### Problem to work on:
The result should be every line that contains the word "metronome", taken from the material.

### Record set:
• • • •

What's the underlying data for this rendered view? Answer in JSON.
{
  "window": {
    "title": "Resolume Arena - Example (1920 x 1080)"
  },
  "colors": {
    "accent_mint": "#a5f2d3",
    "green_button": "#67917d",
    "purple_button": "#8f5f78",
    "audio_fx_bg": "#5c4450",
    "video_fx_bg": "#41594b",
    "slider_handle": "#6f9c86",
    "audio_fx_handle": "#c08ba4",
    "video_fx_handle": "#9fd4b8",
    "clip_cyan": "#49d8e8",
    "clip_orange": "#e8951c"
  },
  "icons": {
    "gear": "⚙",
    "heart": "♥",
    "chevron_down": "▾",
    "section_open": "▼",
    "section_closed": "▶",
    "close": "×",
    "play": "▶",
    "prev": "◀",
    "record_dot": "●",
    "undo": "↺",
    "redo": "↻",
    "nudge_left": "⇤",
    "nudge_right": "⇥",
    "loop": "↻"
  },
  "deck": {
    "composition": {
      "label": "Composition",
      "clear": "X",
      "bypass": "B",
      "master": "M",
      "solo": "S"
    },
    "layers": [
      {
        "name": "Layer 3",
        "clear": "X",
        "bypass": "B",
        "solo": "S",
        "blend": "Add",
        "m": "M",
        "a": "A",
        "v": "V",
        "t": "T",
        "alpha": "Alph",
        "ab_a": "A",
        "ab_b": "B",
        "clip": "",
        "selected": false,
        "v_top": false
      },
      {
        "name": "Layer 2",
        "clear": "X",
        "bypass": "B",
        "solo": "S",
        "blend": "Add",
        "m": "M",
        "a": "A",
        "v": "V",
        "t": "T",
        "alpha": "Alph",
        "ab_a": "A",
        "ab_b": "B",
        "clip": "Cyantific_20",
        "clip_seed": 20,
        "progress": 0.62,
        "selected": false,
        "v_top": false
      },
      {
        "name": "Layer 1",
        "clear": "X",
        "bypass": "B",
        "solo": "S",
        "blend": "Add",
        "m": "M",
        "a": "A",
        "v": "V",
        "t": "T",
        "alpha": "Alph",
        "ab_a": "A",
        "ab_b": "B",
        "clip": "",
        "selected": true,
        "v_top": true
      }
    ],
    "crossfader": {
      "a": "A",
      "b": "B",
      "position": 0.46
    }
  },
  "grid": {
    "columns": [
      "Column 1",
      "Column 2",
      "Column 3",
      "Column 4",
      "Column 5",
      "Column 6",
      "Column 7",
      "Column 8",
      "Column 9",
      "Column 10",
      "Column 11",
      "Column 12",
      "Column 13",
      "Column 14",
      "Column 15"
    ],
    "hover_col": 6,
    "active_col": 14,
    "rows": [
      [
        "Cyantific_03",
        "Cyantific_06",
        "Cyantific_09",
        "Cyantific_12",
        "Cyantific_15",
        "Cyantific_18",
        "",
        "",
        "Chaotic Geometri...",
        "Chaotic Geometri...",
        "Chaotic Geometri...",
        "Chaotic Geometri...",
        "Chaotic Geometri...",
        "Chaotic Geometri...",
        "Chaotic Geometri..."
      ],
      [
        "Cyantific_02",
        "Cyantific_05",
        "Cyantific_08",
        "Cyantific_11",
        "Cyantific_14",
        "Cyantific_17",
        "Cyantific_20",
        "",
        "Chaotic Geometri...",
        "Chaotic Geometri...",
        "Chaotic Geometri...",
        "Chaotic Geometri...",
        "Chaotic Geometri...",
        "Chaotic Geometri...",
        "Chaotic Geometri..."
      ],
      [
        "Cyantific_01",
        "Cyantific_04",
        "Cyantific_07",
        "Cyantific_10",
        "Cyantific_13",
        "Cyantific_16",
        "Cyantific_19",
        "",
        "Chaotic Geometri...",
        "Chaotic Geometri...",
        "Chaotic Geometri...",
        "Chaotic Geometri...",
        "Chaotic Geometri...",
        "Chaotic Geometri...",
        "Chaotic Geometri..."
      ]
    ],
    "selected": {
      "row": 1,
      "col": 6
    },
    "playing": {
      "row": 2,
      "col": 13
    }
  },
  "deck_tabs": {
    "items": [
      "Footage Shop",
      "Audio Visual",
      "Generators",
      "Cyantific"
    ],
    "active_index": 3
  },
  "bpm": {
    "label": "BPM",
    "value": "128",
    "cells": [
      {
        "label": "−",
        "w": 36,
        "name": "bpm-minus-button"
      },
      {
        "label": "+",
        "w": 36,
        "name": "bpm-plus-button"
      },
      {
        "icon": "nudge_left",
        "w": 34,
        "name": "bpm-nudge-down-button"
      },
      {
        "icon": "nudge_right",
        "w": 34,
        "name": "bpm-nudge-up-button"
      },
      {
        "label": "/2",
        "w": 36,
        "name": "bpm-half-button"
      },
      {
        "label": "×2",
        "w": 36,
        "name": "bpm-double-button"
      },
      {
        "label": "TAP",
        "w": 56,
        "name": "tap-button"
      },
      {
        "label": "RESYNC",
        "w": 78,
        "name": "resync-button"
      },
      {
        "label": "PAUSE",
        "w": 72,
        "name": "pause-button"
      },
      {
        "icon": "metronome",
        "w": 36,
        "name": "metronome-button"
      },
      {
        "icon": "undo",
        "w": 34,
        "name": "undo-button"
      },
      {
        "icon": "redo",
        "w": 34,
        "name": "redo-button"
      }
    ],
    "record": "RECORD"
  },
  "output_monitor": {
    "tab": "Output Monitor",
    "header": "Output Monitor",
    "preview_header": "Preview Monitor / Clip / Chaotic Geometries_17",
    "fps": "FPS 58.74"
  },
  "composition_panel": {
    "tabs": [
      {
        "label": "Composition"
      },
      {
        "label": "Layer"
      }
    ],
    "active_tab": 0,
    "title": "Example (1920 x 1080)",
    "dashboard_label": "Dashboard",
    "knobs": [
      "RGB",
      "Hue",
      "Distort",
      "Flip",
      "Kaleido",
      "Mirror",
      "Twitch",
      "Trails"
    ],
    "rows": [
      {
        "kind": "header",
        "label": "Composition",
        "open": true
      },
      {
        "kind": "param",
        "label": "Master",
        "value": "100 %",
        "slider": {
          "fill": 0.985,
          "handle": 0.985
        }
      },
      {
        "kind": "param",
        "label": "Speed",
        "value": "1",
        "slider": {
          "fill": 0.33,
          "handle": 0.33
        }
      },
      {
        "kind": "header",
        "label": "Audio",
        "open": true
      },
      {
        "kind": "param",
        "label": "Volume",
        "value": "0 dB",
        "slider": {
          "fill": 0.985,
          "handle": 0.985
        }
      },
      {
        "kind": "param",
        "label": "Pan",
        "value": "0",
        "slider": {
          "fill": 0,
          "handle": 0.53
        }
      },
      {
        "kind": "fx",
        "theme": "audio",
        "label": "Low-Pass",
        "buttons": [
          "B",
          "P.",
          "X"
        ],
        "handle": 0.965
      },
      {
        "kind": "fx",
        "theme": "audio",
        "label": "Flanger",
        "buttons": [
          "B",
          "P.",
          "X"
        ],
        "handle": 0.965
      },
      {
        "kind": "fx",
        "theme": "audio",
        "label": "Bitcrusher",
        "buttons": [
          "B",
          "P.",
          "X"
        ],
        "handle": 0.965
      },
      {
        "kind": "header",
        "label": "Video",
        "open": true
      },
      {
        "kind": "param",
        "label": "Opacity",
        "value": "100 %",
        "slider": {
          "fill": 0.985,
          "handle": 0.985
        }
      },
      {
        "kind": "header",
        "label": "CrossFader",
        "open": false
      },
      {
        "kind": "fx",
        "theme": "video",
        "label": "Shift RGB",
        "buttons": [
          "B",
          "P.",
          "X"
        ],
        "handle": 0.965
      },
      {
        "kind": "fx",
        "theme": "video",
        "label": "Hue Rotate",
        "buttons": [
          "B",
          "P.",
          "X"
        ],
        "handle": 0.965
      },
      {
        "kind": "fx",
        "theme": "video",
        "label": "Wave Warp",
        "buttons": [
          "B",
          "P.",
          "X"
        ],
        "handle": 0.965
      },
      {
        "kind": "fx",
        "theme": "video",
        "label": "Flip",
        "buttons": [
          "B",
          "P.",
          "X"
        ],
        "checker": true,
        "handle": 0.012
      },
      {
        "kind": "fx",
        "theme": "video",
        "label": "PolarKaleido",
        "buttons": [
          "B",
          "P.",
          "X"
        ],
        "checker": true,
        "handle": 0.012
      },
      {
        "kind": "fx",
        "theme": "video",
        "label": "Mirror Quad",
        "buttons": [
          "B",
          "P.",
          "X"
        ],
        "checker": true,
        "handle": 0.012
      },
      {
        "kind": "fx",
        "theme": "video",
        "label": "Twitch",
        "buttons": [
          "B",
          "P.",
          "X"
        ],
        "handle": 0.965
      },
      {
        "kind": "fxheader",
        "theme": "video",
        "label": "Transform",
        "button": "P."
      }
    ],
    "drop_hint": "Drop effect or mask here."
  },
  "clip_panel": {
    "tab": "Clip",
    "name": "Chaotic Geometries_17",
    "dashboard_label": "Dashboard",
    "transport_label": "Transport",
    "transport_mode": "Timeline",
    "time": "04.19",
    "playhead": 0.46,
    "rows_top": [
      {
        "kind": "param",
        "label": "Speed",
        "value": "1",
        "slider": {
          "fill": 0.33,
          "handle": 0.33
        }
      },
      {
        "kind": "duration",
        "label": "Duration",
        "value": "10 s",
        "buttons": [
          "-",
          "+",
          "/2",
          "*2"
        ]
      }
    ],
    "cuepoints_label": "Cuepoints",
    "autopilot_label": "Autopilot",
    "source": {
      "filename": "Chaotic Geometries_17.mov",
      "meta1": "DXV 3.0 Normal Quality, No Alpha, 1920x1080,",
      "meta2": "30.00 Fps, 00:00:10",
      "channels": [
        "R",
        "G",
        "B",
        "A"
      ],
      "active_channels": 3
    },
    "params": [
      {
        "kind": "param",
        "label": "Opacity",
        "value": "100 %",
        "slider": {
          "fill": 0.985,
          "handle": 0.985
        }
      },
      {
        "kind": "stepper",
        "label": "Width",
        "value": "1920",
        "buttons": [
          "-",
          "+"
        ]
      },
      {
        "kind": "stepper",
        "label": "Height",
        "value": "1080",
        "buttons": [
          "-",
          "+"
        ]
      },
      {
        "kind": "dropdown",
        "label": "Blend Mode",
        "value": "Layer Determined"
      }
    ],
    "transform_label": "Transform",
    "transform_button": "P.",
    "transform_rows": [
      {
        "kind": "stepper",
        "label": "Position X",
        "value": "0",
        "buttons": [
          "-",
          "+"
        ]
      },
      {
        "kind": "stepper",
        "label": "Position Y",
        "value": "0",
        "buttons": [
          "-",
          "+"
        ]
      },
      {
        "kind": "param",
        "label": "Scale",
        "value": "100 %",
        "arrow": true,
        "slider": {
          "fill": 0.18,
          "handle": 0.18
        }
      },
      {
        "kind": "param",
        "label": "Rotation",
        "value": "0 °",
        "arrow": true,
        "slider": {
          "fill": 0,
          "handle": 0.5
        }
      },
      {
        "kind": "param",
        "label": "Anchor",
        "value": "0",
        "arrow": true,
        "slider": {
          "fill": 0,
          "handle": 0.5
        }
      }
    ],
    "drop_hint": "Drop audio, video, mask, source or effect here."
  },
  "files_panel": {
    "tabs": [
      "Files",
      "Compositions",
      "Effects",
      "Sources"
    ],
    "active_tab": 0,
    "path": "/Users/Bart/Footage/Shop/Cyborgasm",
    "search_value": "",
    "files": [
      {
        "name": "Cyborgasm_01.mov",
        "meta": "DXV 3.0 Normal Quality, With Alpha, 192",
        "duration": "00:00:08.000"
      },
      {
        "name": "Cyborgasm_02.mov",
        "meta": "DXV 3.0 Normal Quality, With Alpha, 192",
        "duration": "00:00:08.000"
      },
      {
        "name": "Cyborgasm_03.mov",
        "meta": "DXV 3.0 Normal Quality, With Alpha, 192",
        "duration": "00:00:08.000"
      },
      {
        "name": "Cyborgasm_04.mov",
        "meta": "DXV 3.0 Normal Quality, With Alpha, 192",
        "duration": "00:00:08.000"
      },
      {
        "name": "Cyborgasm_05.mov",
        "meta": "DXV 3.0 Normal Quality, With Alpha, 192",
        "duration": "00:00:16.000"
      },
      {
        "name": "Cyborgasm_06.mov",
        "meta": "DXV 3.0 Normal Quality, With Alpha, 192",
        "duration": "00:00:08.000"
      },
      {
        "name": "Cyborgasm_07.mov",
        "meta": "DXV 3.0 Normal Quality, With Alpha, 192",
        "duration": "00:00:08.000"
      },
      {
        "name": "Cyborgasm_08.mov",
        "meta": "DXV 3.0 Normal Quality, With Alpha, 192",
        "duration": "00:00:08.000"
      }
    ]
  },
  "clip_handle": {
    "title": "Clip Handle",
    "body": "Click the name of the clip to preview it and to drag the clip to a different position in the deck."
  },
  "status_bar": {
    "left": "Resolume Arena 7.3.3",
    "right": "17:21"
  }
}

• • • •

### Output below:
        "icon": "metronome",
        "name": "metronome-button"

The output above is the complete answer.